Our old friends at Dominion VA Power, Appalachian Power, and Virginia’s friendly power cooperatives were up to their old obstructionist antics again when one lobbyist from each of the three hulking dinosaurs effectively killed HB 129 (Electric Utilities; purchases from net metering sellers) until next session of the General Assembly. The main bone of contention/opposition on the part of Virginia’s Goliath power distributors was the “deregulatory” nature of HB 129. Playing to the Senate Labor and Commerce committee’s deepest fears, Dominion VA Power’s veteran lobbyist opined that HB 129 would have opened another Pandora’s Box of regulatory versus deregulatory struggles inside Virginia. Needless to say, had this primary argument not been made against allowing end users to use solar energy from energy suppliers not named Dominion VA Power, Appalachian Power, or one of Virginia’s power cooperatives, some other clever argument would have been made to derail the effort.
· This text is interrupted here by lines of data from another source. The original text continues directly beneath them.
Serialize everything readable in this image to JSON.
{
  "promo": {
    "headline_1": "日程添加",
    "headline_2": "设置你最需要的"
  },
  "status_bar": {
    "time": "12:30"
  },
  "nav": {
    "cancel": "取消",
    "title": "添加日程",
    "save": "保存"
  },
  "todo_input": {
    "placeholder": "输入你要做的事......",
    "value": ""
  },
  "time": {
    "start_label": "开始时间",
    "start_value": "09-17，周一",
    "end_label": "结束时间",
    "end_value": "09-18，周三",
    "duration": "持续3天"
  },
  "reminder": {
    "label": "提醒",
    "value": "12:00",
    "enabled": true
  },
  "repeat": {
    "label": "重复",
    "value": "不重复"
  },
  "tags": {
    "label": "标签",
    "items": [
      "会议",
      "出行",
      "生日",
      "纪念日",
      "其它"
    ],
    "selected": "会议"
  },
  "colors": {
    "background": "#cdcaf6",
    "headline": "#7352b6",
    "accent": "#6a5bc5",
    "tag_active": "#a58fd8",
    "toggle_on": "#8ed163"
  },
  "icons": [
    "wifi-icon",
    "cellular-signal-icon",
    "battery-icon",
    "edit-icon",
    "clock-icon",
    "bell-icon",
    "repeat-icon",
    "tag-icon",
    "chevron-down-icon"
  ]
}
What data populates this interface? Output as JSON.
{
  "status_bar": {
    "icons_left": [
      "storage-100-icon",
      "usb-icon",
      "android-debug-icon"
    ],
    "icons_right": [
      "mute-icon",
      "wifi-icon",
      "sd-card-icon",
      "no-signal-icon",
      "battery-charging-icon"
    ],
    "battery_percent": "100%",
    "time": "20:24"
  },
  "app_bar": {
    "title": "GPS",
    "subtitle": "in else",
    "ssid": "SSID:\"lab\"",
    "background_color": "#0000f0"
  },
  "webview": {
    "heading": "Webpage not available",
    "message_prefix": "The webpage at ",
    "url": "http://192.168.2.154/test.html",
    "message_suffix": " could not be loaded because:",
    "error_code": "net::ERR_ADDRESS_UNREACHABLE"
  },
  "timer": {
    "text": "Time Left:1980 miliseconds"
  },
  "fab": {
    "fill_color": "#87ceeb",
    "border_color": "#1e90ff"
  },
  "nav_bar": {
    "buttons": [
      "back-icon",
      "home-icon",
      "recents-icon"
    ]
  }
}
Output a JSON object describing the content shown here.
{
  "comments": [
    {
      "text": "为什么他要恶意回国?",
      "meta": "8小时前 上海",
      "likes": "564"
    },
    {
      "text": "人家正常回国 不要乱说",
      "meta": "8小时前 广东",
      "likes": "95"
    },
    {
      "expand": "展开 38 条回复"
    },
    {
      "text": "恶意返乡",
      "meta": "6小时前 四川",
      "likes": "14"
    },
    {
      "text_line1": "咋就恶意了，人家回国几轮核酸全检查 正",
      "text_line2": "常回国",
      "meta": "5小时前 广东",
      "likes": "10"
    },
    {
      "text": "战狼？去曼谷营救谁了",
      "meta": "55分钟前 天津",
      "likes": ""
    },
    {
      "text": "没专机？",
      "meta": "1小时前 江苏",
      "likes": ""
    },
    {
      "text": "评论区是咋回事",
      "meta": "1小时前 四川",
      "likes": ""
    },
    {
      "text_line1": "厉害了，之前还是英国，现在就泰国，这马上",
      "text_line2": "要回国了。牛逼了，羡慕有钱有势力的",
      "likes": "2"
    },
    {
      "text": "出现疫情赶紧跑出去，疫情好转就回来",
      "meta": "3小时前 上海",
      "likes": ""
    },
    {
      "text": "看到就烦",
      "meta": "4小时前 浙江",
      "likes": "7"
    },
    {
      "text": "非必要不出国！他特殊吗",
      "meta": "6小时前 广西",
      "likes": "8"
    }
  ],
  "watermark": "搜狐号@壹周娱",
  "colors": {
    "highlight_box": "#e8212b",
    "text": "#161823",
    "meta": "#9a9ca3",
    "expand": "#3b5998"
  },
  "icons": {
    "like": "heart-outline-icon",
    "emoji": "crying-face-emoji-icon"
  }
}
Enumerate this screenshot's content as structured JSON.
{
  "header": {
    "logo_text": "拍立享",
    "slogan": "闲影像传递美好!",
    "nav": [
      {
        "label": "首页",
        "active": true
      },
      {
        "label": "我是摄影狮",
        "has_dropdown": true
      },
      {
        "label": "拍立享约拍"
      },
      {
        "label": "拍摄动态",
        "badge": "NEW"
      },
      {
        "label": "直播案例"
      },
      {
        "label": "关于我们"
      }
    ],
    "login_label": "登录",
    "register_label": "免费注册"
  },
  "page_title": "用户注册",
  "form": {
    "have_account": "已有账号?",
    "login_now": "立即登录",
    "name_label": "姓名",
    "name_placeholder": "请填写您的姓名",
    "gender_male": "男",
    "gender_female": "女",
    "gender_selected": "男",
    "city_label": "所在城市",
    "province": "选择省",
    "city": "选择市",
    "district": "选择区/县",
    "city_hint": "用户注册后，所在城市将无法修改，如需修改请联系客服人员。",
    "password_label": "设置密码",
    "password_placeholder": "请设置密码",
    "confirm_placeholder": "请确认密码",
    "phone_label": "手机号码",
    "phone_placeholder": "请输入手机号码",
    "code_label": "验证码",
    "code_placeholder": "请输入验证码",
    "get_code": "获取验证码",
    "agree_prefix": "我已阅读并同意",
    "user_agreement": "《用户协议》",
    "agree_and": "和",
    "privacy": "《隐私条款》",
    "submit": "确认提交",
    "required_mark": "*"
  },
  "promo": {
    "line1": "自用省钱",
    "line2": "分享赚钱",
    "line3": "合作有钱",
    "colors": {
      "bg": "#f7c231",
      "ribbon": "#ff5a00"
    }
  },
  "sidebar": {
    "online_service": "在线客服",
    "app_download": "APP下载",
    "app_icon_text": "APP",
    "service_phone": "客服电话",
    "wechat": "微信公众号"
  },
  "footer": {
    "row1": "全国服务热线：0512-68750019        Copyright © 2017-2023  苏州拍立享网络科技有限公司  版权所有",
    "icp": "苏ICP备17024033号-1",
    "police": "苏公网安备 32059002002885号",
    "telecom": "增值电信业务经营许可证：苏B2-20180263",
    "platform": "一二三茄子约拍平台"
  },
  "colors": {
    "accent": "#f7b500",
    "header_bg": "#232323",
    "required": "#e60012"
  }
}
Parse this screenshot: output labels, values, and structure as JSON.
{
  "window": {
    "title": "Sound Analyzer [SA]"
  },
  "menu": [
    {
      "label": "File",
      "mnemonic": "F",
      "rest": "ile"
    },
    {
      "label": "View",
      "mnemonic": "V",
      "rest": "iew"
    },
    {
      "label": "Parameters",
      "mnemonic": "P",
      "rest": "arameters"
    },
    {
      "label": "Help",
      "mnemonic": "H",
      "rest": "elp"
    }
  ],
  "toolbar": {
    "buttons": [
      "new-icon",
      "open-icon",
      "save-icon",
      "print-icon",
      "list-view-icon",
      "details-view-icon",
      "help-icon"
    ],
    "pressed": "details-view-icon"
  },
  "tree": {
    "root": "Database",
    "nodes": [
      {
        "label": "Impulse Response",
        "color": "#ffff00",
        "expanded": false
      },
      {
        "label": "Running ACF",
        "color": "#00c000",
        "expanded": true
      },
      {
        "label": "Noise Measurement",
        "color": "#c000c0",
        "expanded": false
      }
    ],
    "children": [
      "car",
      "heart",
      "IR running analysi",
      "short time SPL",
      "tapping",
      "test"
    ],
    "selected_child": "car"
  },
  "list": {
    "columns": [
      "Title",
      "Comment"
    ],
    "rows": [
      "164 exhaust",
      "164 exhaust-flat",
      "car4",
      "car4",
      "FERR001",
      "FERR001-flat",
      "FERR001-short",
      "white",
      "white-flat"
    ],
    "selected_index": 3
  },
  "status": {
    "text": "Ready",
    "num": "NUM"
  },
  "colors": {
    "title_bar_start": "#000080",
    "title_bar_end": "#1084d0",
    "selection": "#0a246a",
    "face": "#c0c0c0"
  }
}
The fact that Del. Terry Kilgore (R-Gate City), a Republican, introduced HB 129 in the House of Delegates shows how overwhelmingly commonsensical Virginia’s need for more solar power in general is. Even Senator Frank Wagner spoke up during the Labor and Commerce hearing on HB 129 to urge Virginia to finally move faster and more substantively towards solar power. You even heard the phrase “in the public interest” (Sen. John Edwards) when talking about HB 129 and the need for more renewable power in Virginia. Wow!
But Virginia’s mammoth power companies seem prepared to drive Virginia into a greenhouse gas world of hell before they use their substantial resources and power to get on board the clean energy bandwagon. So what’s going to change the minds of their CEO’s and the actions of their companies? It’s you, me, and everyone else in Virginia who wants to see a future powered by clean and renewable sources of energy demanding it, that’s what.
If cancer patients push their chemotherapy off until next year, what happens? We as a society are pushing off our own form of chemotherapy in the form of renewable sources of energy. I guess we’ll know one day whether or not we have pushed off our chemotherapy for too long. But we have to keep trying no matter how bleak the diagnosis is.
A turn towards renewable energy is the moral thing to do, the socially responsible thing to do, and yes, the economically beneficial thing to do.